**Instructions for the task**. Copy all of the entries that follow, exactly.

**Record set**.
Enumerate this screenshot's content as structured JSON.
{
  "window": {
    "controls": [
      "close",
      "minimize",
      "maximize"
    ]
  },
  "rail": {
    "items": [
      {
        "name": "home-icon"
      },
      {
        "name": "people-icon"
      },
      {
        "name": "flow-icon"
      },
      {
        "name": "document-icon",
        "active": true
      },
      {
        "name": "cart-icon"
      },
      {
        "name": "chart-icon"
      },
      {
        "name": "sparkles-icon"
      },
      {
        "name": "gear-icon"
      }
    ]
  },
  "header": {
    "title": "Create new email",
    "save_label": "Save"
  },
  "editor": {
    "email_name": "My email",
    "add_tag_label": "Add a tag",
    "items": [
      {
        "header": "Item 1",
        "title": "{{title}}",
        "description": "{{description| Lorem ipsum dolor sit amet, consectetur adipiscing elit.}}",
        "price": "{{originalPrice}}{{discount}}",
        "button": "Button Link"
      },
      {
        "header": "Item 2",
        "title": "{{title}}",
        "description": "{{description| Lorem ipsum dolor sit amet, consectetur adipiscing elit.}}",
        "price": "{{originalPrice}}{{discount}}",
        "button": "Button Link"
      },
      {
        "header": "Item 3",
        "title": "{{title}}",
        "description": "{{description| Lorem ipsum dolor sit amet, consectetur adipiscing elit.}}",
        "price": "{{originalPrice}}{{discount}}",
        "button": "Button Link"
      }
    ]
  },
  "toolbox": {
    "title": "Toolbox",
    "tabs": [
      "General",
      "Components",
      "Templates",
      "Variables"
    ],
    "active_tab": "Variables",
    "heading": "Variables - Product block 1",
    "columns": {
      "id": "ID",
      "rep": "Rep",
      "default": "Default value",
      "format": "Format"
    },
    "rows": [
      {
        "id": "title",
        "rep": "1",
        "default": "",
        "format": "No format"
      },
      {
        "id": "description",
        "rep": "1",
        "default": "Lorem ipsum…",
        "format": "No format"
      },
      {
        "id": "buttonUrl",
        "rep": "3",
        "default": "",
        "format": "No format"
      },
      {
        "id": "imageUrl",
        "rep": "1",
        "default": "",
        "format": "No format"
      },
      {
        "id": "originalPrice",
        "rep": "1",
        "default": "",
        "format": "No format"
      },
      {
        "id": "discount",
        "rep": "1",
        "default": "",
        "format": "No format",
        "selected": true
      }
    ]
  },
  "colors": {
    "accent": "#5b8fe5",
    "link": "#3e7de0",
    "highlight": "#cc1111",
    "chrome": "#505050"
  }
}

**Response to the exercise**.
Enumerate this screenshot's content as structured JSON.
{
  "window": {
    "controls": [
      "close",
      "minimize",
      "maximize"
    ]
  },
  "rail": {
    "items": [
      {
        "name": "home-icon"
      },
      {
        "name": "people-icon"
      },
      {
        "name": "flow-icon"
      },
      {
        "name": "document-icon",
        "active": true
      },
      {
        "name": "cart-icon"
      },
      {
        "name": "chart-icon"
      },
      {
        "name": "sparkles-icon"
      },
      {
        "name": "gear-icon"
      }
    ]
  },
  "header": {
    "title": "Create new email",
    "save_label": "Save"
  },
  "editor": {
    "email_name": "My email",
    "add_tag_label": "Add a tag",
    "items": [
      {
        "header": "Item 1",
        "title": "{{title}}",
        "description": "{{description| Lorem ipsum dolor sit amet, consectetur adipiscing elit.}}",
        "price": "{{originalPrice}}{{discount}}",
        "button": "Button Link"
      },
      {
        "header": "Item 2",
        "title": "{{title}}",
        "description": "{{description| Lorem ipsum dolor sit amet, consectetur adipiscing elit.}}",
        "price": "{{originalPrice}}{{discount}}",
        "button": "Button Link"
      },
      {
        "header": "Item 3",
        "title": "{{title}}",
        "description": "{{description| Lorem ipsum dolor sit amet, consectetur adipiscing elit.}}",
        "price": "{{originalPrice}}{{discount}}",
        "button": "Button Link"
      }
    ]
  },
  "toolbox": {
    "title": "Toolbox",
    "tabs": [
      "General",
      "Components",
      "Templates",
      "Variables"
    ],
    "active_tab": "Variables",
    "heading": "Variables - Product block 1",
    "columns": {
      "id": "ID",
      "rep": "Rep",
      "default": "Default value",
      "format": "Format"
    },
    "rows": [
      {
        "id": "title",
        "rep": "1",
        "default": "",
        "format": "No format"
      },
      {
        "id": "description",
        "rep": "1",
        "default": "Lorem ipsum…",
        "format": "No format"
      },
      {
        "id": "buttonUrl",
        "rep": "3",
        "default": "",
        "format": "No format"
      },
      {
        "id": "imageUrl",
        "rep": "1",
        "default": "",
        "format": "No format"
      },
      {
        "id": "originalPrice",
        "rep": "1",
        "default": "",
        "format": "No format"
      },
      {
        "id": "discount",
        "rep": "1",
        "default": "",
        "format": "No format",
        "selected": true
      }
    ]
  },
  "colors": {
    "accent": "#5b8fe5",
    "link": "#3e7de0",
    "highlight": "#cc1111",
    "chrome": "#505050"
  }
}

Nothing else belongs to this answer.